Your objective: For each line below that contains the word "this", return that line.

Data shown:
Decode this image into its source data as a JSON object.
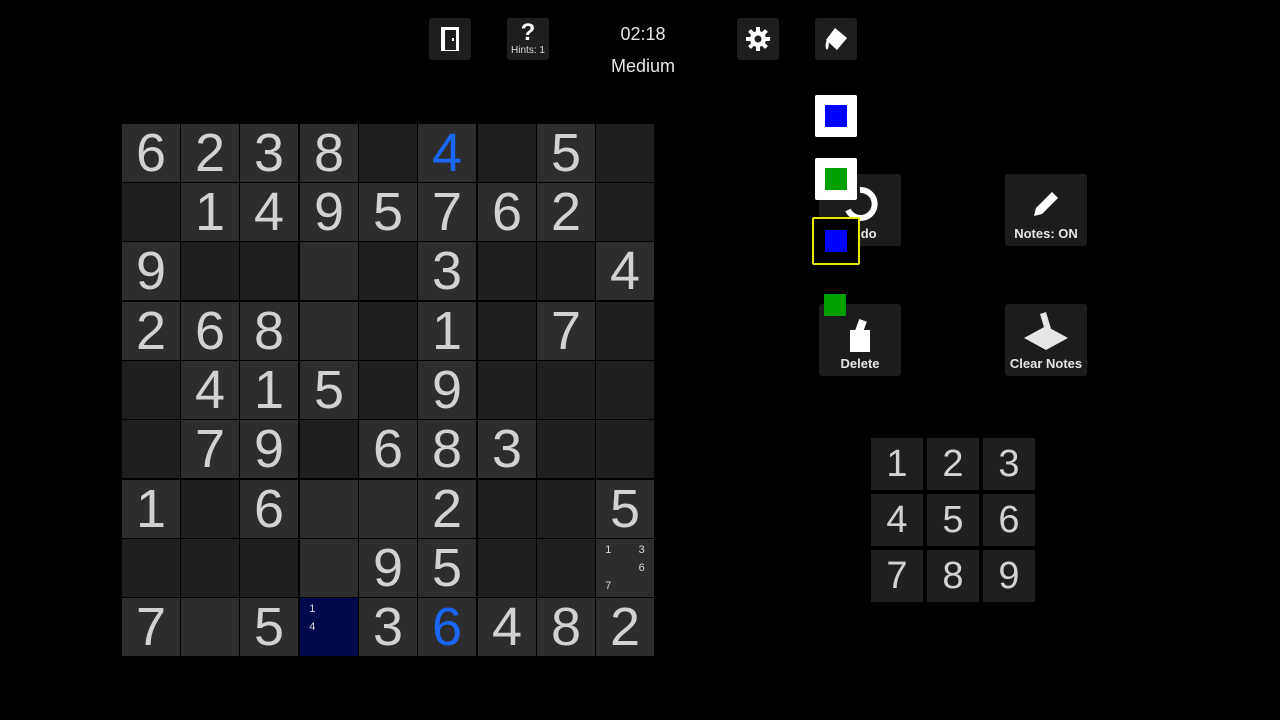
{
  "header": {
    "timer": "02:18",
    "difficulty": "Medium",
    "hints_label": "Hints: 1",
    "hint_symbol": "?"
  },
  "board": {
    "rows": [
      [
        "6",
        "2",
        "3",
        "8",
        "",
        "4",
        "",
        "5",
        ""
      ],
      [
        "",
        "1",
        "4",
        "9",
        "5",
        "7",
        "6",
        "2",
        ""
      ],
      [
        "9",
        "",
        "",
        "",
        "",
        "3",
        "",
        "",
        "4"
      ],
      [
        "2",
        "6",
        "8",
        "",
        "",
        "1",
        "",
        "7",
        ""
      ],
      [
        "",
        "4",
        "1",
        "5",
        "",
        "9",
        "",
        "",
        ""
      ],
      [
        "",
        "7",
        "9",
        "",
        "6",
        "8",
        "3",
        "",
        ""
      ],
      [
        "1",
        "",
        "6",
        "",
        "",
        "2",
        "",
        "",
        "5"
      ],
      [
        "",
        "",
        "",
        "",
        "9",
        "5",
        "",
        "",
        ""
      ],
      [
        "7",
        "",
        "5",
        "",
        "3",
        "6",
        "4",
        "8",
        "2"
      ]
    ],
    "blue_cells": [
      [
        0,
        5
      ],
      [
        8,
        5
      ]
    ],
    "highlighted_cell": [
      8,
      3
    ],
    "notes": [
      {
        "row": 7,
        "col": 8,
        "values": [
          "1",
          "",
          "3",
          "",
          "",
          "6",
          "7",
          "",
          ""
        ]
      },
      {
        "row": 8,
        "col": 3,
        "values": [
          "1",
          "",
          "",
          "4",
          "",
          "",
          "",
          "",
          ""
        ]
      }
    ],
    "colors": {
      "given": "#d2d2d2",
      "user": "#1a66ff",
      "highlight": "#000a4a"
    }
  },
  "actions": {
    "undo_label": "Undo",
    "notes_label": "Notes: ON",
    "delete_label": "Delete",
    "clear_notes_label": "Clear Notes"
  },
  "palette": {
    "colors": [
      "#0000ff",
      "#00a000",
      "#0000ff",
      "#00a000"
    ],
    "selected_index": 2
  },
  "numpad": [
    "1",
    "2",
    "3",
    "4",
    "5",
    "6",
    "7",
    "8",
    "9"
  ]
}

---

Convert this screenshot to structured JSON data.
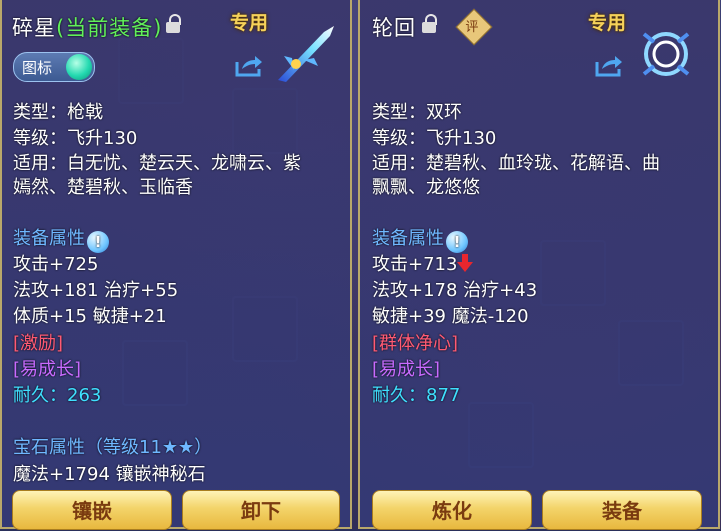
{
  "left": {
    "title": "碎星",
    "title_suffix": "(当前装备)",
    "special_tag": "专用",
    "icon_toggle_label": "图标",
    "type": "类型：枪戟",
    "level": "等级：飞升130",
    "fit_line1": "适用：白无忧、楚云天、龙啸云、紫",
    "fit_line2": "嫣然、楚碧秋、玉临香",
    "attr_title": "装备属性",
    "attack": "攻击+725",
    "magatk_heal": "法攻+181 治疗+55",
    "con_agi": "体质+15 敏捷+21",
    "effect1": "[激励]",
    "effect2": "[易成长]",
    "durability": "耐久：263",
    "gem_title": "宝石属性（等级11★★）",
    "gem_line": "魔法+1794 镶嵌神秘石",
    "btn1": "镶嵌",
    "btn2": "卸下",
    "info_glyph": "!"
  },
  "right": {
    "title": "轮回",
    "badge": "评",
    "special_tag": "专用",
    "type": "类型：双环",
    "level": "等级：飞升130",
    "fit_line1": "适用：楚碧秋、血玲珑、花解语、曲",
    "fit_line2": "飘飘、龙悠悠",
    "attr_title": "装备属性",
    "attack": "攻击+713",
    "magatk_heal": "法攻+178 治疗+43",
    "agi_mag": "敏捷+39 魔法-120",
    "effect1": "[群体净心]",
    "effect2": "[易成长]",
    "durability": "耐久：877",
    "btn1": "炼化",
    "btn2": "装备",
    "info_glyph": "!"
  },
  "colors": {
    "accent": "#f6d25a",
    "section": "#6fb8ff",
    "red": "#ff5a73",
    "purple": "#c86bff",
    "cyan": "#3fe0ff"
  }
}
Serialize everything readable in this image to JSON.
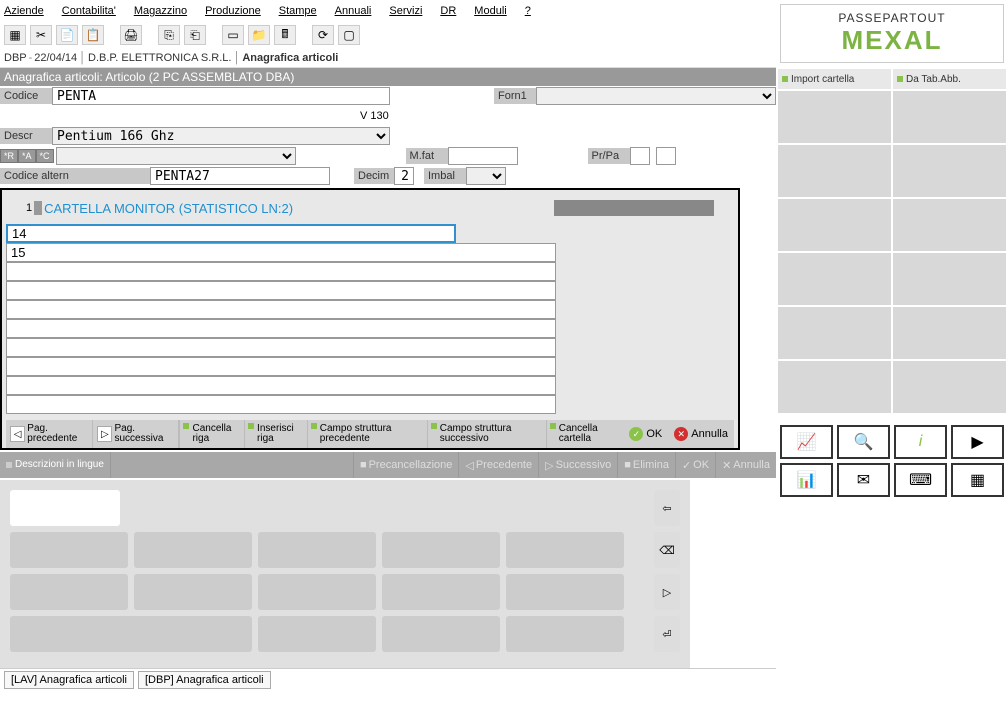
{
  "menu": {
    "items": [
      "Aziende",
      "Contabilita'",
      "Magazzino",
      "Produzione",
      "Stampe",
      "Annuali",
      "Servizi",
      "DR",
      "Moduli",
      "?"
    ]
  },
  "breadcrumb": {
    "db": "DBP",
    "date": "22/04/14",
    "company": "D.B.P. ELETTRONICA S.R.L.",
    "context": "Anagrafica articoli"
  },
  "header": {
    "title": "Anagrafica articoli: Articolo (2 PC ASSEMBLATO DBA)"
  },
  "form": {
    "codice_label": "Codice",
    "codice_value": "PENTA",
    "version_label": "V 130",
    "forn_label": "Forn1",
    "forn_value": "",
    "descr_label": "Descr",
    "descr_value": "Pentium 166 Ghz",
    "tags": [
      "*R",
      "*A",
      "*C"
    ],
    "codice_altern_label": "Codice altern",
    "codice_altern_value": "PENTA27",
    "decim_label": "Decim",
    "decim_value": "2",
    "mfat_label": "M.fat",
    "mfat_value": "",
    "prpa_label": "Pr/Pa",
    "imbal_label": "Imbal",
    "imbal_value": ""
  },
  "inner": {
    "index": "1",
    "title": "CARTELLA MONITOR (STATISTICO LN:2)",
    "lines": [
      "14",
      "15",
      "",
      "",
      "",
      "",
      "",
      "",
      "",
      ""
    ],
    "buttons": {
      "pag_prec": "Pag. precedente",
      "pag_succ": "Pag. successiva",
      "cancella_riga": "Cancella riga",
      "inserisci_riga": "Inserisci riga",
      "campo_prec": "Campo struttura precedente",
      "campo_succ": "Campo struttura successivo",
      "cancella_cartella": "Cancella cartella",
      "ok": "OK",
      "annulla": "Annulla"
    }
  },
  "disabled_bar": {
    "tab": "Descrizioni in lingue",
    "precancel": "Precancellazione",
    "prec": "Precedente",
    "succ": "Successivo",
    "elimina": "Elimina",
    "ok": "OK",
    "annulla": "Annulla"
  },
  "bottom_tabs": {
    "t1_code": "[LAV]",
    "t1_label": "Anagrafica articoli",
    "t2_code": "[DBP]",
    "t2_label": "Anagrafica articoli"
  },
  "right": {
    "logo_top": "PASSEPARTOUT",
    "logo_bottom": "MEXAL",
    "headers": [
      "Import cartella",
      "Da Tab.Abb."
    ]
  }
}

Your response:
Decode this image into its source data as a JSON object.
Convert this screenshot to structured JSON data.
Serialize everything readable in this image to JSON.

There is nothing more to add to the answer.